  • The Lupus Site from Lupus UK provides information about light sensitivity, blood disorders, and fact sheets about symptoms, diagnoses and medications.  Online forums and information about living with lupus are also available.
  • TeensHealth from Nemours offers information about lupus geared towards teenagers.  The article discusses types of lupus in plain terms including causes, symptoms, and treatment. An audio version of article is offered.
  • Medline Plus provides information about lupus, including an interactive tutorial that is available in English and Spanish. A medical encyclopedia for related terms, multi-media tools and the latest news are offered.
  • Health information for women at womenshealth.gov covers frequently asked questions about lupus.
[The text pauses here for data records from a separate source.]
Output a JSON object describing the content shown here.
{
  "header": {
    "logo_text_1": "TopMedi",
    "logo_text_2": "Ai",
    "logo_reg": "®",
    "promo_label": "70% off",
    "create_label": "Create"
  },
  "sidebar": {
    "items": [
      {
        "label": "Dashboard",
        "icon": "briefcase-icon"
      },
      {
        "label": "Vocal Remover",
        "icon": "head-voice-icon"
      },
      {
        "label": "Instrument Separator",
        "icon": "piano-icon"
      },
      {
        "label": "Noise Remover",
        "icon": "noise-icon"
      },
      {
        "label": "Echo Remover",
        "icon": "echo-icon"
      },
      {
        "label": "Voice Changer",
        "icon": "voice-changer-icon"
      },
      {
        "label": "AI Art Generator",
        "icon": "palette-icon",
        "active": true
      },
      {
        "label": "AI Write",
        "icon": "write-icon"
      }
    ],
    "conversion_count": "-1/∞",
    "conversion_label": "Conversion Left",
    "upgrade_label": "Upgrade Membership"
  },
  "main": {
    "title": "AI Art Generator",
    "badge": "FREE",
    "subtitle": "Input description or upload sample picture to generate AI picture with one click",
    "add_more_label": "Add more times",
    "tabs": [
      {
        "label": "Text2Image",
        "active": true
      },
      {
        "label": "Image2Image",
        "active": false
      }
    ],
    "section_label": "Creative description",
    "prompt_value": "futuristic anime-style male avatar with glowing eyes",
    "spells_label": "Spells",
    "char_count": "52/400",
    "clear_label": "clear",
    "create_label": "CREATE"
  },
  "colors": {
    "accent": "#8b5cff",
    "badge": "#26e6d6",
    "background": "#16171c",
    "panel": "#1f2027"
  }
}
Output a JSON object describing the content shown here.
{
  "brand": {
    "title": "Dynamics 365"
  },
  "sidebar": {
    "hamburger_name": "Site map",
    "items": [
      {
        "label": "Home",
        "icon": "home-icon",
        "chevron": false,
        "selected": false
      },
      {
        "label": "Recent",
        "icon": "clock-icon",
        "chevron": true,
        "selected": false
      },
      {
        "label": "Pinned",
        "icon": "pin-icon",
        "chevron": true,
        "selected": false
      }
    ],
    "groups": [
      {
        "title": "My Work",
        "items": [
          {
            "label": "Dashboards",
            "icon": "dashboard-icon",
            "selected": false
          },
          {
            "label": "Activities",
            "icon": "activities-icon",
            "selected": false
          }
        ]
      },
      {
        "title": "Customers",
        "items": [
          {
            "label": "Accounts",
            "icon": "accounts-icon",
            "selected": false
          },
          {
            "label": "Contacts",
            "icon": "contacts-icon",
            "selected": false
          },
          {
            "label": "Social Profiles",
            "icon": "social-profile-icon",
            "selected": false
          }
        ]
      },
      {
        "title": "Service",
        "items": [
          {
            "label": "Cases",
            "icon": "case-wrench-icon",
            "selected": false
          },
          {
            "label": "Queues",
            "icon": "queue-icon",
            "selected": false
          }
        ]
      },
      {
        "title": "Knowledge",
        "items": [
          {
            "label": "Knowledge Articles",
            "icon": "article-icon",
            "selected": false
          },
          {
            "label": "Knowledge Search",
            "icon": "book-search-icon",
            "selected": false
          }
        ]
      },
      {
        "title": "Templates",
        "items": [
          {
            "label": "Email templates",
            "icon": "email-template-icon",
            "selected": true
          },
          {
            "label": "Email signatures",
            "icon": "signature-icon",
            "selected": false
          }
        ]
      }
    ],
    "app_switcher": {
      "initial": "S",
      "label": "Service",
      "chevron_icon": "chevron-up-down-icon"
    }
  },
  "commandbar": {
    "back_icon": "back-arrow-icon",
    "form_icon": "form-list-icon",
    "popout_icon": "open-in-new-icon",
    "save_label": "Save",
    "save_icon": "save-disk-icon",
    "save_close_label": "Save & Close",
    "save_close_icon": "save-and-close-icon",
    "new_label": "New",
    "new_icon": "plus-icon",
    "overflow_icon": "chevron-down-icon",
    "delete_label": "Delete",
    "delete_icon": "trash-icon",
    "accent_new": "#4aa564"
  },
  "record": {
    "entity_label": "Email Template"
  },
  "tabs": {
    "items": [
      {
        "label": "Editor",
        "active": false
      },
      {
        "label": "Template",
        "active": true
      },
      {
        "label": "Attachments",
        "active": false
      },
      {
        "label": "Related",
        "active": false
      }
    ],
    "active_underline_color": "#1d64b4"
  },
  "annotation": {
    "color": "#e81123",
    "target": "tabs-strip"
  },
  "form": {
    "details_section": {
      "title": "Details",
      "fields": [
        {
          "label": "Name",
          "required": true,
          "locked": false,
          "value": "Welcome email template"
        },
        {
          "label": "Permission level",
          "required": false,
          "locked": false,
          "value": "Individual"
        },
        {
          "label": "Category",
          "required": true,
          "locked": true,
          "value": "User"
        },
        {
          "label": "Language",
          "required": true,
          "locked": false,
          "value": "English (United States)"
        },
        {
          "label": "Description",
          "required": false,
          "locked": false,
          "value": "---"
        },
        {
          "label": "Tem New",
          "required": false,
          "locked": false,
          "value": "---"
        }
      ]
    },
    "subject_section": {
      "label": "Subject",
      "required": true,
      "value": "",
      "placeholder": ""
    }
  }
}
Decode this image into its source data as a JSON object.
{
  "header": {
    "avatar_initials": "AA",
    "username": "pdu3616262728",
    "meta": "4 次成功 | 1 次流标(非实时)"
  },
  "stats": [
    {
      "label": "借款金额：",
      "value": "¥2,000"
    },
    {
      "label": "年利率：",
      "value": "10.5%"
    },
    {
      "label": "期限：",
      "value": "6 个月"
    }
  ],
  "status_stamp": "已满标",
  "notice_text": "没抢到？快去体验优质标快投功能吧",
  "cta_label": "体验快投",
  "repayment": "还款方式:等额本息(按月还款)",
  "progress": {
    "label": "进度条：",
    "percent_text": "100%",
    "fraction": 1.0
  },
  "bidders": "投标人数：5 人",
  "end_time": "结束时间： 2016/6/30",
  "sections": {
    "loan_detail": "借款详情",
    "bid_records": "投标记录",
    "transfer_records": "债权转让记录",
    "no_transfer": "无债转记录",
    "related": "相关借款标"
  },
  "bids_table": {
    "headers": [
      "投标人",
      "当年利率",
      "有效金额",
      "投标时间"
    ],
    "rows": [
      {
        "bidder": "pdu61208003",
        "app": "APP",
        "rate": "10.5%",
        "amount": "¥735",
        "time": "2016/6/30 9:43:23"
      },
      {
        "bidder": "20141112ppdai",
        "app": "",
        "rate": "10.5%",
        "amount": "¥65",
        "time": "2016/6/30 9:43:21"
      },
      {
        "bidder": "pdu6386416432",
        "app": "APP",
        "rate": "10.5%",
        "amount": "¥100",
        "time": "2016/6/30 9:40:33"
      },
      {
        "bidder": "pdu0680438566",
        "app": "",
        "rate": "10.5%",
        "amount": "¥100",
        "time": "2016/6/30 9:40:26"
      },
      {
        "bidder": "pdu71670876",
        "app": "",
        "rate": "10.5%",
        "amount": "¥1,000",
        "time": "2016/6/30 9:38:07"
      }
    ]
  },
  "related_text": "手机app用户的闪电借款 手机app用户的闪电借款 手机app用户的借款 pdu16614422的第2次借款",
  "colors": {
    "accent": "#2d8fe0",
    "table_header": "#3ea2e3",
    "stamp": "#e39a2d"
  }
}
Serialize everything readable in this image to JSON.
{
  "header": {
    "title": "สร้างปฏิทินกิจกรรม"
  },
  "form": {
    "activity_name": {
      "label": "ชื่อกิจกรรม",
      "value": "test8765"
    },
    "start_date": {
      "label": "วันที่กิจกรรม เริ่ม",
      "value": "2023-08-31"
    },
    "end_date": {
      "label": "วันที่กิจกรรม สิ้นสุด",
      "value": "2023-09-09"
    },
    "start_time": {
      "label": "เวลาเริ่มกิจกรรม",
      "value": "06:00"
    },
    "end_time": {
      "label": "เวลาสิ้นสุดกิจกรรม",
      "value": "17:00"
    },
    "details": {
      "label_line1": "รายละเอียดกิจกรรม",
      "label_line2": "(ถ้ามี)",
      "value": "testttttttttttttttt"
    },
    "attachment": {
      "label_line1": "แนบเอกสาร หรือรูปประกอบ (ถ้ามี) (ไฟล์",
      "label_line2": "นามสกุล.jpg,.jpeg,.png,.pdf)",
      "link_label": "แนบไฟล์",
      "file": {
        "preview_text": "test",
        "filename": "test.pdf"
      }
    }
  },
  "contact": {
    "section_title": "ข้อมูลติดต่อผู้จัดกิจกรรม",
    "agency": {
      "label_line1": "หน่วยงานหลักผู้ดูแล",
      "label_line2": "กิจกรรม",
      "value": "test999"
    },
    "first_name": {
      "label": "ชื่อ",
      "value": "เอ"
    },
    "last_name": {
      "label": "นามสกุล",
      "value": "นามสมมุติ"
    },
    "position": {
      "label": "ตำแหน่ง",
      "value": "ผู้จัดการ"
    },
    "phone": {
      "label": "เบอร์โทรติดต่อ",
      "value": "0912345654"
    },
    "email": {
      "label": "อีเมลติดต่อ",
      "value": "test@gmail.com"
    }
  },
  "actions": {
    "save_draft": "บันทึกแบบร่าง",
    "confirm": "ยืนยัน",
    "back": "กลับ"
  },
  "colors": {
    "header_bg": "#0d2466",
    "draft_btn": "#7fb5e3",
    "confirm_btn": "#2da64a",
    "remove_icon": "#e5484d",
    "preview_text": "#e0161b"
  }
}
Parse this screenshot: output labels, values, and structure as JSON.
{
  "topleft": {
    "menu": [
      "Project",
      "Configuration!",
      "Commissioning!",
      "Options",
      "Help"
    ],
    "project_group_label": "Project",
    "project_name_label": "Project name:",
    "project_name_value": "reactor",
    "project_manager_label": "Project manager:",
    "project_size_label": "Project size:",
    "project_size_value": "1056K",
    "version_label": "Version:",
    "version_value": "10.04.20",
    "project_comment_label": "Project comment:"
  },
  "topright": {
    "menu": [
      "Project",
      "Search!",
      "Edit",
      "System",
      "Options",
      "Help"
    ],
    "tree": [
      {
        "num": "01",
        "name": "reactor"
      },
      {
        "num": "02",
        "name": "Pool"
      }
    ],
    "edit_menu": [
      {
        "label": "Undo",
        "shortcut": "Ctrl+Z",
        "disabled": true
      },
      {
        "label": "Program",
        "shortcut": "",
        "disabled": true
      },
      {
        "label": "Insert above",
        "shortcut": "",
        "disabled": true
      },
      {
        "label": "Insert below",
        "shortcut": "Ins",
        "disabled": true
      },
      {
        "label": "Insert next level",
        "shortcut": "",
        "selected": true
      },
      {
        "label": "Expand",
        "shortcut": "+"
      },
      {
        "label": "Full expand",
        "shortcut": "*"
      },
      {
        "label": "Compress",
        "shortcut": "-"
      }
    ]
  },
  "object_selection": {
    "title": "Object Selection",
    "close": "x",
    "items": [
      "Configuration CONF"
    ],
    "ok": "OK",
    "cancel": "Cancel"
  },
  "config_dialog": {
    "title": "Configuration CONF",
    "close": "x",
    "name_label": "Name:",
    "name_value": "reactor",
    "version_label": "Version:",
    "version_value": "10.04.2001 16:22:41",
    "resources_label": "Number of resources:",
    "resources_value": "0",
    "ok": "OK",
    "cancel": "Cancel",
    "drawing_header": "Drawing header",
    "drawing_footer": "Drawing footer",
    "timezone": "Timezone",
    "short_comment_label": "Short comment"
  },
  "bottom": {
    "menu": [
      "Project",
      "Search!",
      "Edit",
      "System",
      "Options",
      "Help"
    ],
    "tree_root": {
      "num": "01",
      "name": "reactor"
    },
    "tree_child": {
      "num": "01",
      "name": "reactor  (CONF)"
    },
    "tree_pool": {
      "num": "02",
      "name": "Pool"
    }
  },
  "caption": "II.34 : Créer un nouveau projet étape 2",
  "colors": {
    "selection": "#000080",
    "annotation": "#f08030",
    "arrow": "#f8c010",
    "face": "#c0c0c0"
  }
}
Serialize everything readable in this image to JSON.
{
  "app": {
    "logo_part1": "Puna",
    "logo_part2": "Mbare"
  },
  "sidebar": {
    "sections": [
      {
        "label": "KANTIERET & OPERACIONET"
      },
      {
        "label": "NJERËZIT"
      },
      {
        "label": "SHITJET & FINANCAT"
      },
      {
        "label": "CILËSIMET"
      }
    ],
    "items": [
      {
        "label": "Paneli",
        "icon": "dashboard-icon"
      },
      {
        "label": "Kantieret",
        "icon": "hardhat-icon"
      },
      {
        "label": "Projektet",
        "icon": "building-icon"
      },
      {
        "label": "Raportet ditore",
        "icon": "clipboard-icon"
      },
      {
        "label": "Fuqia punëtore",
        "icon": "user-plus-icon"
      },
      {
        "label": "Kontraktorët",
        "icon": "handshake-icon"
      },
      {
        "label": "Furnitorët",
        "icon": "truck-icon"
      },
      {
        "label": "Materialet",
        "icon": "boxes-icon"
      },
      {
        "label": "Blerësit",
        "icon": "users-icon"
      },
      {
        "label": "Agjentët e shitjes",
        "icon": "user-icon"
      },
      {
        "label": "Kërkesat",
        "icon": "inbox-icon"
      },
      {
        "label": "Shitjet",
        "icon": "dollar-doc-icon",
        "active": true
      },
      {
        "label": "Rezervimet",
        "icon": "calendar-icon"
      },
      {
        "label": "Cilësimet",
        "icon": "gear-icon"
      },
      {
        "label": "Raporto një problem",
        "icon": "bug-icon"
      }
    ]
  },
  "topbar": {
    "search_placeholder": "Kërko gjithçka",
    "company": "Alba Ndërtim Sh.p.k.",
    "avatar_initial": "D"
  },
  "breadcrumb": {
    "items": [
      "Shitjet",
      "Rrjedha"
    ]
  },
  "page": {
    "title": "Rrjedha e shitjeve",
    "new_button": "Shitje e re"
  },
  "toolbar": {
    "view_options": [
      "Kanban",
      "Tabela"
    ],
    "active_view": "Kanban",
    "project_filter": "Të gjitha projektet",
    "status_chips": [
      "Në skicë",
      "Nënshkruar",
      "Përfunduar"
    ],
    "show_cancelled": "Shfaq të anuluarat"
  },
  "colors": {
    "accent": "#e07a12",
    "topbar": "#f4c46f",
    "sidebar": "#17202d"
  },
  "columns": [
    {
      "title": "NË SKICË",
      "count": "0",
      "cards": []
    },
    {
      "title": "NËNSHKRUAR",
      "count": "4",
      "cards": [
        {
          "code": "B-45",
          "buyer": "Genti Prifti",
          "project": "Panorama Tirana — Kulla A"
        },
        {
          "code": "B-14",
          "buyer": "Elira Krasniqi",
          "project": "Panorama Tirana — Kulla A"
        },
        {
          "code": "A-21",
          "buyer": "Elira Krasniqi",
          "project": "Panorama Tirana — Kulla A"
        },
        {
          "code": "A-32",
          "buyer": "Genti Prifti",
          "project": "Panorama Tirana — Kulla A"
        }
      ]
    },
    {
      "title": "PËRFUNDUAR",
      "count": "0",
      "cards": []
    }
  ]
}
Printer friendly PDF versions are available.
  • Medical News Today provides information about lupus including symptoms, diagnostic criteria, treatment options, and videos from patients living with lupus. Resource includes article archive and latest news about lupus.
  • The Lupus Research Institute is working to find a cure for lupus, conduct extensive research to discover better treatment options and promote awareness about the disease.
  • Clinical trials from the Lupus Research Institute provide options for lupus patients to participate in cutting edge treatments.
  • WebMD Video lupus tutorial overviews lupus, lupus symptoms.
  • National Institute of Arthritis and Musculoskeletal and Skin Diseases (NIAMS) extensive article on the Future Directions of Lupus Research covers etiology, genetic and environmental factors, mechanisms of disease, pediatric lupus and more.
  • The Lupus Magazine offers information for lupus patients from around the world. News, events, lifestyle articles, information about lupus written by lupus patients for lupus patients.
  • Lupus support group from Daily Strength is an online forum for lupus patients is free and anonymous.
  • SLE Lupus Foundation: Living with lupus, lupus research, events and ways to get involved, advocacy and support groups based in New York.